The Chesapeake Bay Bridge, a $45,000,000 structure, dedicated July 30, 1952, extends 4.3 miles across Chesapeake Bay, linking Maryland's Western Shore with Del-marva Peninsula. Superstructure consists of simple and cantilever deck spans, 2920-foot suspension main bridge, and 1720 feet through cantilever span. Substructure is entirely on steel piles up to 135 feet long and penetrating to lowest elevation–203 feet M.S.L.

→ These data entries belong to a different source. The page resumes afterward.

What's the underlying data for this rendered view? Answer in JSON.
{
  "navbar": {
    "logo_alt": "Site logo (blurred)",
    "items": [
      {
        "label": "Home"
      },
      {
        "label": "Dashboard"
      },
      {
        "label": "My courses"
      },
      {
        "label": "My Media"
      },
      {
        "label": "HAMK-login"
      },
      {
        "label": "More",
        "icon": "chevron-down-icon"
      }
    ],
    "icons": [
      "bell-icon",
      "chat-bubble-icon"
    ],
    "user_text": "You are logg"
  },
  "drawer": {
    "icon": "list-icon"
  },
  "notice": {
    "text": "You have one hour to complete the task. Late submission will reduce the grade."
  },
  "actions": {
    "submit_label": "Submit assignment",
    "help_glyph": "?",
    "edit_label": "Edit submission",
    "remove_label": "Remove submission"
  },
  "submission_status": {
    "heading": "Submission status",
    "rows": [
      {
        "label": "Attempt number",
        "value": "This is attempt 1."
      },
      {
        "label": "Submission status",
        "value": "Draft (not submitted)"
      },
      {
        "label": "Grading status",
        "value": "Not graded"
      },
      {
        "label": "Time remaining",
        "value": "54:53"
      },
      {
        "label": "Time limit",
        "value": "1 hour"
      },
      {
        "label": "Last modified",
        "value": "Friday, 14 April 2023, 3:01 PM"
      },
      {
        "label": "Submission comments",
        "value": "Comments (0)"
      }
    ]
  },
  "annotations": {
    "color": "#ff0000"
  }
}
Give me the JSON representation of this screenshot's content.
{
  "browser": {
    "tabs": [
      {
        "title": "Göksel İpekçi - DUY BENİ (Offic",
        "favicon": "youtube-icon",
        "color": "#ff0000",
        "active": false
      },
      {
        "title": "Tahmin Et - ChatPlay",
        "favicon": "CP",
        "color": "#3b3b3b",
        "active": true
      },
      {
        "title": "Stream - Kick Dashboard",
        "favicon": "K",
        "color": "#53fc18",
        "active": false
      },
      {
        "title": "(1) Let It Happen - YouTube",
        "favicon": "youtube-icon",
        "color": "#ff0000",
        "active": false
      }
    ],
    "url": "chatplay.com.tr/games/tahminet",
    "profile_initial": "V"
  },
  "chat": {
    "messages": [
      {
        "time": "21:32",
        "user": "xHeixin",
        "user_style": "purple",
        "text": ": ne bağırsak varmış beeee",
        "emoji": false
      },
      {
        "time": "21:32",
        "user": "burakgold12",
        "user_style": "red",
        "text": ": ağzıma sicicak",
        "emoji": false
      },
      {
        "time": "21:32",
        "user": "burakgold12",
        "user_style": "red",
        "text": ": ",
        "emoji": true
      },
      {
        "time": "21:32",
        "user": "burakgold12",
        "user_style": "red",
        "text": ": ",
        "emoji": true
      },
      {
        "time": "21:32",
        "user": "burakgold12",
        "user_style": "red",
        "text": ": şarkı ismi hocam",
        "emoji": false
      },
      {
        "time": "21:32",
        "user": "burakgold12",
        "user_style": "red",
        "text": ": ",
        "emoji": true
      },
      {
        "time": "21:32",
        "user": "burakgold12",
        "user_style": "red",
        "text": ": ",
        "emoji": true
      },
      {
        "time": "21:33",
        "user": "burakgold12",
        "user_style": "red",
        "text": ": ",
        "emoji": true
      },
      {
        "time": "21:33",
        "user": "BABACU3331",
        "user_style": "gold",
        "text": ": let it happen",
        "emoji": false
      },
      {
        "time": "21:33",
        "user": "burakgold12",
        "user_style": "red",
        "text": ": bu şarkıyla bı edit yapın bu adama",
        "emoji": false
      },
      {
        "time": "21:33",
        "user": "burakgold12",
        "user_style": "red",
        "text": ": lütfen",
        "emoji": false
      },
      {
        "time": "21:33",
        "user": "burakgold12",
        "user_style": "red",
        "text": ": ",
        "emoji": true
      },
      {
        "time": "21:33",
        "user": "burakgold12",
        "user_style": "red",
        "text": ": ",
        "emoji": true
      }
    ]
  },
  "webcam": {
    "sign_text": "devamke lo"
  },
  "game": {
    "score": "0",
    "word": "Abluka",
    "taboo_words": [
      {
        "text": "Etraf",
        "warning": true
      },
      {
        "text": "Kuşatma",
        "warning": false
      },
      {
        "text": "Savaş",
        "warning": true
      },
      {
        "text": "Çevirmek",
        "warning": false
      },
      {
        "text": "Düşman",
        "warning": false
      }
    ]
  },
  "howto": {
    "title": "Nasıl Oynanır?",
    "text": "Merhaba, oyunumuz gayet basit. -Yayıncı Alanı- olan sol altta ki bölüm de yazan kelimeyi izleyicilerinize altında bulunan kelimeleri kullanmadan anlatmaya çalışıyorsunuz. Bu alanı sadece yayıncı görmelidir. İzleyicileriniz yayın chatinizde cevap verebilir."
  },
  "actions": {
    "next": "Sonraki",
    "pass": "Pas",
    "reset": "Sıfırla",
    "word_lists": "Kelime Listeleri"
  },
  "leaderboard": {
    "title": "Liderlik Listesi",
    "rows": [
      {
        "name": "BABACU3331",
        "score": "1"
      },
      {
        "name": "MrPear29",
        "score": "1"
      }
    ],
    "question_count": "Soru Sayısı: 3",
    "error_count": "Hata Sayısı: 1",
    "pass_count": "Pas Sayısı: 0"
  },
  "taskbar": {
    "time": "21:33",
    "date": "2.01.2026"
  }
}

Two alternate locations were investigated by 38 borings, totaling 7372 linear feet; the deepest reached elevation–355 feet. Representative grain-size analysis, time-consolidation, Atterburg Limit, compression, and related laboratory tests on 501 ordinary and 93 undisturbed samples furnished quantitative data for substructure design. To enable three-shift drilling, and eliminate shore-based survey crews and delays during periods of restricted low-level visibility, barges were positioned by use of special sextant charts which afforded virtually instantaneous graphical fixes based on observed angles between night-lighted, elevated shore signals.

Two shore-to-shore geologic sections were developed, depicting unconsolidated Coastal Plain formations penetrated, including Recent and Pleistocene silts, sands, and gravels; the Aquia (Eocene); and the Monmouth, Matawan, and Magothy (Upper Cretaceous). Explorations of the drowned Pliocene (?) valley of the Susquehanna encountered 1.5 miles west of the Eastern Shore beneath 65-90 feet of water were of critical engineering importance and are of unique geologic interest. Former channel, approaching 5000 feet in width, bottom at elevation-170, and filled with up to 100 feet of highly compressible organic silt, necessitated use of longest piles on project.

Integrated geologic and soils studies proved exceptionally valuable in all phases of the project.

You do not currently have access to this article.

Figures & Tables

Contents

GSA Engineering Geology Case Histories

Engineering Geology Case Histories Number 1

Parker D. Trask
Parker D. Trask
Search for other works by this author on:
Geological Society of America
Volume
1
ISBN electronic:
9780813759265
Publication date:
January 01, 1957

References

Related

Citing Books via

Close Modal
This Feature Is Available To Subscribers Only

Sign In or Create an Account

Close Modal
Close Modal